→ Dataset items:

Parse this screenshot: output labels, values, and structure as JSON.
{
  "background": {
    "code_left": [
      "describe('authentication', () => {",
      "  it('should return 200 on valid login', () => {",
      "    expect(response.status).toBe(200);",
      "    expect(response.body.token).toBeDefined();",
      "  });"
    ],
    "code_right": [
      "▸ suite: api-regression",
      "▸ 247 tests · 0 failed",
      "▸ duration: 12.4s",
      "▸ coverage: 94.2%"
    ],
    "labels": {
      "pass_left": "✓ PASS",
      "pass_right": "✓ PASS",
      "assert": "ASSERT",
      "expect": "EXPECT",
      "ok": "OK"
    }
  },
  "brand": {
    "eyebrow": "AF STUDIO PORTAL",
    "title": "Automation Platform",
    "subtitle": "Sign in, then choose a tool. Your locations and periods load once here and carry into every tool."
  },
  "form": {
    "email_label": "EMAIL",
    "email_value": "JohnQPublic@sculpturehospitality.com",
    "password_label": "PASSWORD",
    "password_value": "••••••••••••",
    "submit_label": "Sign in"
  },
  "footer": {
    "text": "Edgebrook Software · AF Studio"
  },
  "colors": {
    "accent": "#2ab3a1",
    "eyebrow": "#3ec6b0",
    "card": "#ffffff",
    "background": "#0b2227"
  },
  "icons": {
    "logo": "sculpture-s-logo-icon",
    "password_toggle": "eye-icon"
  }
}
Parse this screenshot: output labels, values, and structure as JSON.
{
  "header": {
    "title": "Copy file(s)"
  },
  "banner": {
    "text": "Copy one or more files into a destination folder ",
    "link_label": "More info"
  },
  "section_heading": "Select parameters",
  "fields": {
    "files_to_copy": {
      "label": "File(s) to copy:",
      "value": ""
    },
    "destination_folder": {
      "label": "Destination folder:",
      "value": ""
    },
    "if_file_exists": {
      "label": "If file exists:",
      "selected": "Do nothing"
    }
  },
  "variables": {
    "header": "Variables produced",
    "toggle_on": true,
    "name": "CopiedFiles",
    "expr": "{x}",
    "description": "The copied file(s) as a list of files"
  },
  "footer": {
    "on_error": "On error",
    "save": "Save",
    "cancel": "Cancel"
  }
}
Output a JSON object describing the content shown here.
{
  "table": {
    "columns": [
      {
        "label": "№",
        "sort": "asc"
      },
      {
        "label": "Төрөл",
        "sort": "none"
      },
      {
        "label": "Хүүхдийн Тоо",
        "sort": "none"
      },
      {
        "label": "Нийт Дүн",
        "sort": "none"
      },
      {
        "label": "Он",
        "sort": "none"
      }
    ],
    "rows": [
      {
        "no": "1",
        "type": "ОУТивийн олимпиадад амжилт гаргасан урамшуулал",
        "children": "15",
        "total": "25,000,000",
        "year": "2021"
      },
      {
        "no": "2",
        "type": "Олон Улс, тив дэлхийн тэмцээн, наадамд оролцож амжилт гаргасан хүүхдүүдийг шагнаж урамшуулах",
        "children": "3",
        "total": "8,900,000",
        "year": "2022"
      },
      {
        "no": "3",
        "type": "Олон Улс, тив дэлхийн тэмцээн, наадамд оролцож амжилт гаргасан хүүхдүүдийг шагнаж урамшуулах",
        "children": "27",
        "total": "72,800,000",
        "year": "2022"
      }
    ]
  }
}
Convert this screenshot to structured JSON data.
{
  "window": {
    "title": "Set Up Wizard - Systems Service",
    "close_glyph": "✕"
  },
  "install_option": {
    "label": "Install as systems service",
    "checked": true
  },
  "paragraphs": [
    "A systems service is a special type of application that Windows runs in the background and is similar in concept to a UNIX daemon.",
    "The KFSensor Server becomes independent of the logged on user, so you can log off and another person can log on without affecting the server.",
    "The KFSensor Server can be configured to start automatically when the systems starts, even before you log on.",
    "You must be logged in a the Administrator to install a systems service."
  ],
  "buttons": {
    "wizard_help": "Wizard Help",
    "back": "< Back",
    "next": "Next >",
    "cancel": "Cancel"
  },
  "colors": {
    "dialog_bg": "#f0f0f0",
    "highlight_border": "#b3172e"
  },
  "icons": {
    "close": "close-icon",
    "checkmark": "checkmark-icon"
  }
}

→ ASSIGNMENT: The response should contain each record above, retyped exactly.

→ TASK SOLUTION:
Parse this screenshot: output labels, values, and structure as JSON.
{
  "background": {
    "code_left": [
      "describe('authentication', () => {",
      "  it('should return 200 on valid login', () => {",
      "    expect(response.status).toBe(200);",
      "    expect(response.body.token).toBeDefined();",
      "  });"
    ],
    "code_right": [
      "▸ suite: api-regression",
      "▸ 247 tests · 0 failed",
      "▸ duration: 12.4s",
      "▸ coverage: 94.2%"
    ],
    "labels": {
      "pass_left": "✓ PASS",
      "pass_right": "✓ PASS",
      "assert": "ASSERT",
      "expect": "EXPECT",
      "ok": "OK"
    }
  },
  "brand": {
    "eyebrow": "AF STUDIO PORTAL",
    "title": "Automation Platform",
    "subtitle": "Sign in, then choose a tool. Your locations and periods load once here and carry into every tool."
  },
  "form": {
    "email_label": "EMAIL",
    "email_value": "JohnQPublic@sculpturehospitality.com",
    "password_label": "PASSWORD",
    "password_value": "••••••••••••",
    "submit_label": "Sign in"
  },
  "footer": {
    "text": "Edgebrook Software · AF Studio"
  },
  "colors": {
    "accent": "#2ab3a1",
    "eyebrow": "#3ec6b0",
    "card": "#ffffff",
    "background": "#0b2227"
  },
  "icons": {
    "logo": "sculpture-s-logo-icon",
    "password_toggle": "eye-icon"
  }
}
Parse this screenshot: output labels, values, and structure as JSON.
{
  "header": {
    "title": "Copy file(s)"
  },
  "banner": {
    "text": "Copy one or more files into a destination folder ",
    "link_label": "More info"
  },
  "section_heading": "Select parameters",
  "fields": {
    "files_to_copy": {
      "label": "File(s) to copy:",
      "value": ""
    },
    "destination_folder": {
      "label": "Destination folder:",
      "value": ""
    },
    "if_file_exists": {
      "label": "If file exists:",
      "selected": "Do nothing"
    }
  },
  "variables": {
    "header": "Variables produced",
    "toggle_on": true,
    "name": "CopiedFiles",
    "expr": "{x}",
    "description": "The copied file(s) as a list of files"
  },
  "footer": {
    "on_error": "On error",
    "save": "Save",
    "cancel": "Cancel"
  }
}
Output a JSON object describing the content shown here.
{
  "table": {
    "columns": [
      {
        "label": "№",
        "sort": "asc"
      },
      {
        "label": "Төрөл",
        "sort": "none"
      },
      {
        "label": "Хүүхдийн Тоо",
        "sort": "none"
      },
      {
        "label": "Нийт Дүн",
        "sort": "none"
      },
      {
        "label": "Он",
        "sort": "none"
      }
    ],
    "rows": [
      {
        "no": "1",
        "type": "ОУТивийн олимпиадад амжилт гаргасан урамшуулал",
        "children": "15",
        "total": "25,000,000",
        "year": "2021"
      },
      {
        "no": "2",
        "type": "Олон Улс, тив дэлхийн тэмцээн, наадамд оролцож амжилт гаргасан хүүхдүүдийг шагнаж урамшуулах",
        "children": "3",
        "total": "8,900,000",
        "year": "2022"
      },
      {
        "no": "3",
        "type": "Олон Улс, тив дэлхийн тэмцээн, наадамд оролцож амжилт гаргасан хүүхдүүдийг шагнаж урамшуулах",
        "children": "27",
        "total": "72,800,000",
        "year": "2022"
      }
    ]
  }
}
Convert this screenshot to structured JSON data.
{
  "window": {
    "title": "Set Up Wizard - Systems Service",
    "close_glyph": "✕"
  },
  "install_option": {
    "label": "Install as systems service",
    "checked": true
  },
  "paragraphs": [
    "A systems service is a special type of application that Windows runs in the background and is similar in concept to a UNIX daemon.",
    "The KFSensor Server becomes independent of the logged on user, so you can log off and another person can log on without affecting the server.",
    "The KFSensor Server can be configured to start automatically when the systems starts, even before you log on.",
    "You must be logged in a the Administrator to install a systems service."
  ],
  "buttons": {
    "wizard_help": "Wizard Help",
    "back": "< Back",
    "next": "Next >",
    "cancel": "Cancel"
  },
  "colors": {
    "dialog_bg": "#f0f0f0",
    "highlight_border": "#b3172e"
  },
  "icons": {
    "close": "close-icon",
    "checkmark": "checkmark-icon"
  }
}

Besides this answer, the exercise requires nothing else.